Change in sleep and food habits
Day dreams and doesn’t want to do things
Experience a sudden drop in grades
Extreme anger or sadness/over reaction
Multiple headaches and stomach aches
Forgets and doesn’t want to study
Sweating excessively or needing to go to the restroom often
Inability to concentrate or make decisions
If you have a teen in your life, or if you yourself are struggling with anxiety you don’t have to do it alone. Help is available, call today for a free 20 minute consultation.
We’re kicking off a new series where we identify the warning signs of more serious mental health issues, such as depression or anxiety, that may be occurring in a teen in your life. While some “growing pains” are to be expected as teenagers grapple with the challenges of growing up, dramatic, long-lasting changes in personality, mood, or behavior are red flags of a deeper problem.
Depression – Constant state of worry over the past, feeling stuck or living in the past.
If you’re unsure if an adolescent in your life is depressed or just “being a teenager,” consider how long the symptoms have been present, how severe they are, and how different the teen is acting from his or her usual self.
Difficulty concentrating, remembering details, and making decisions
Fatigue and lack of energy
Feelings of guilt, worthlessness, and helplessness
Hopelessness and pessimism (frequent episodes of crying)
Insomnia, early morning wakefulness, or excessive sleeping (teenagers normal sleep habits)
Irritability, restlessness, anger, hostility
Loss of interest in previously enjoyed activities and hobbies (lack of enthusiasm)
Overeating or complete lack of appetite
Persistently sad, anxious, or empty feelings
Thoughts of death or suicide attempts
Physical ailments that do not ease with treatment (headaches, sore muscles, etc.)
Isolation, withdrawal from family and friends
If you’ve noticed the above symptoms in your teen over the last few months there may be a more serious issue going on. Please know you are not alone and help is available.

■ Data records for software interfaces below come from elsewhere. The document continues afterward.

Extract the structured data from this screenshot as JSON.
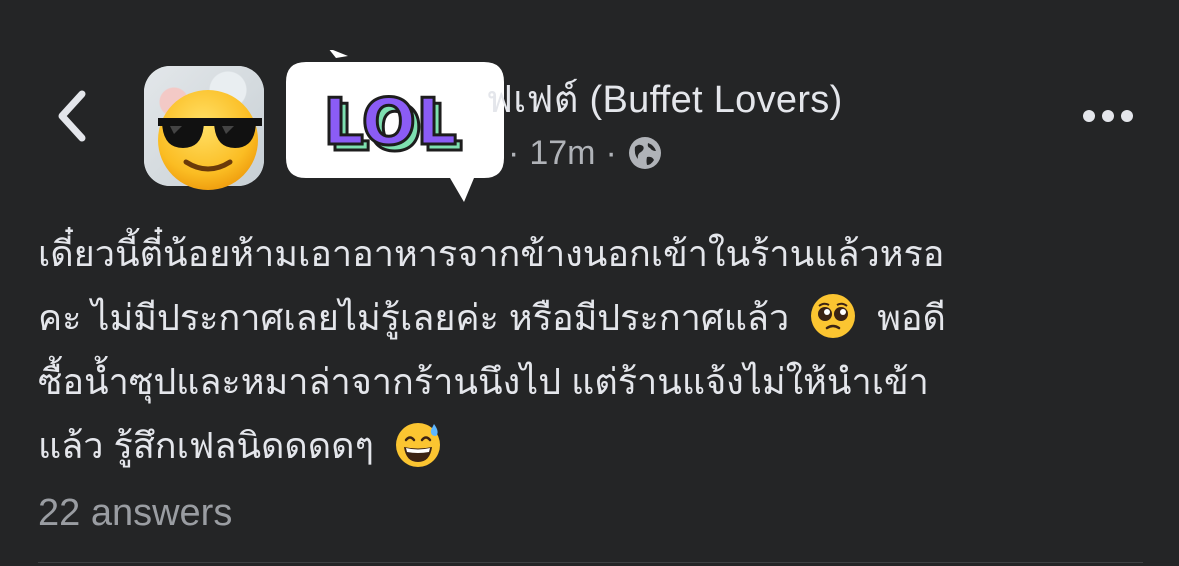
{
  "header": {
    "back_icon": "chevron-left-icon",
    "group_name_visible": "ฟเฟต์ (Buffet Lovers)",
    "meta_separator": "·",
    "time": "17m",
    "privacy_icon": "globe-icon",
    "more_icon": "ellipsis-horizontal-icon",
    "avatar_overlay_icon": "sunglasses-emoji-icon",
    "sticker_text": "LOL"
  },
  "post": {
    "lines": [
      "เดี๋ยวนี้ตี๋น้อยห้ามเอาอาหารจากข้างนอกเข้าในร้านแล้วหรอ",
      "คะ ไม่มีประกาศเลยไม่รู้เลยค่ะ หรือมีประกาศแล้ว",
      "พอดี",
      "ซื้อน้ำซุปและหมาล่าจากร้านนึงไป แต่ร้านแจ้งไม่ให้นำเข้า",
      "แล้ว รู้สึกเฟลนิดดดดๆ"
    ],
    "emoji_1": "pleading-face-emoji",
    "emoji_2": "grinning-sweat-emoji"
  },
  "footer": {
    "answers": "22 answers"
  },
  "colors": {
    "background": "#242526",
    "primary_text": "#e4e6eb",
    "secondary_text": "#b0b3b8",
    "sticker_purple": "#8b5cf6",
    "sticker_green": "#7ee0b0"
  }
}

Contact us today, we would love to help you and your teen through the difficult journey of adolescents.
Come back next week when we will take a look at anxiety.
As a kid, I was the “fat kid” who was teased quite a bit about her weight. When people think about bullying, this is the type of thing that they often think of. However, bullying is an issue that is rampant across our society, and it is not always as clear-cut as the name calling that I experienced. Unfortunately, bullying is an issue that most of us have to deal with in some capacity, at some point in our lives. Whether it is a bully on the playground, in the workplace, or corporate bullies such as the CEO of Abercrombie and Fitch who recently stated that he only wanted “popular” and “pretty” people wearing his clothes, being insulted or belittled is hurtful, and if not addressed, can be deeply harmful.